The companies that make up PhRMA understand very well what’s going on in California and what the potential stakes are should one or both of these matters succeed. Given that, look for PhRMA to fully engage its first class, veteran public affairs team that’s in place in Sacramento to respond to both the proposition, as well as the likely reintroduction of AB 463.
As part of that response, a $10 million dollar war chest, specifically dedicated to stopping “The California Drug Price Relief Act” has been raised. Given the importance of this case, I think we can assume many more industry dollars will find their way into this California PhRMA fund.
Among the key points that PhRMA will be making to voters is that California is the home of two of the largest biotechnology “clusters” in the world, one located in The Bay Area and the other, in San Diego. If the two measures pass, they will likely threatened the continued PhRMA business presence and employment numbers in the state, not to mention the loss of tax revenue for the State of California.
Finally, look for PhRMA to state that passage of either the proposition and/or the legislation will result in direct, negative consequences for thousands of patients in California.

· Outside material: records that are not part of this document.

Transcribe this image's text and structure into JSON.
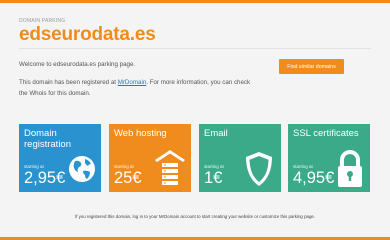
{
  "header": {
    "eyebrow": "DOMAIN PARKING",
    "domain": "edseurodata.es"
  },
  "intro": {
    "welcome": "Welcome to edseurodata.es parking page.",
    "info_before_link": "This domain has been registered at ",
    "info_link": "MrDomain",
    "info_after_link": ". For more information, you can check the Whois for this domain."
  },
  "cta": {
    "label": "Find similar domains"
  },
  "tiles": [
    {
      "title": "Domain registration",
      "starting": "starting at",
      "price": "2,95€",
      "color": "#2a93cf",
      "icon": "globe-icon"
    },
    {
      "title": "Web hosting",
      "starting": "starting at",
      "price": "25€",
      "color": "#f08c1e",
      "icon": "hosting-server-icon"
    },
    {
      "title": "Email",
      "starting": "starting at",
      "price": "1€",
      "color": "#3aaa88",
      "icon": "shield-icon"
    },
    {
      "title": "SSL certificates",
      "starting": "starting at",
      "price": "4,95€",
      "color": "#3aaa88",
      "icon": "padlock-icon"
    }
  ],
  "footer": {
    "text": "If you registered this domain, log in to your MrDomain account to start creating your website or customize this parking page."
  },
  "colors": {
    "accent": "#f08c1e",
    "blue": "#2a93cf",
    "green": "#3aaa88"
  }
}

The industry will point to the cutting edge work being done by the California biotech industry and how that could be lost if either measure passes.
Overall, l would anticipate an all-out response by PhRMA and its member companies in this California situation.
So, thinking about all of this, will California become “ground zero” in this call for American price controls on Rx drugs?
Clearly, both sides in California have substantial resources. Both sides have established “California public policy expertise”. And both sides are tremendously motivated and more than a little inspired to successfully “carry the day” for their point of view in Sacramento.
Further, it does seem possible that the outcome of this encounter could be absolute. That is, one side may well win it all — both the proposition, as well as the legislative measure — while the other side could lose out completely. With stakes like these, the California price control fight stands to only get more intense and more aggressive.
Therefore, as this California battle is fully engaged, and because of the state’s “largest-in-the-nation” size, its importance to the Rx industry, and its history in the general area of healthcare policy, I believe we have to conclude that, yes, California very likely will become “ground zero” in the rapidly developing national debate over drug price controls in America.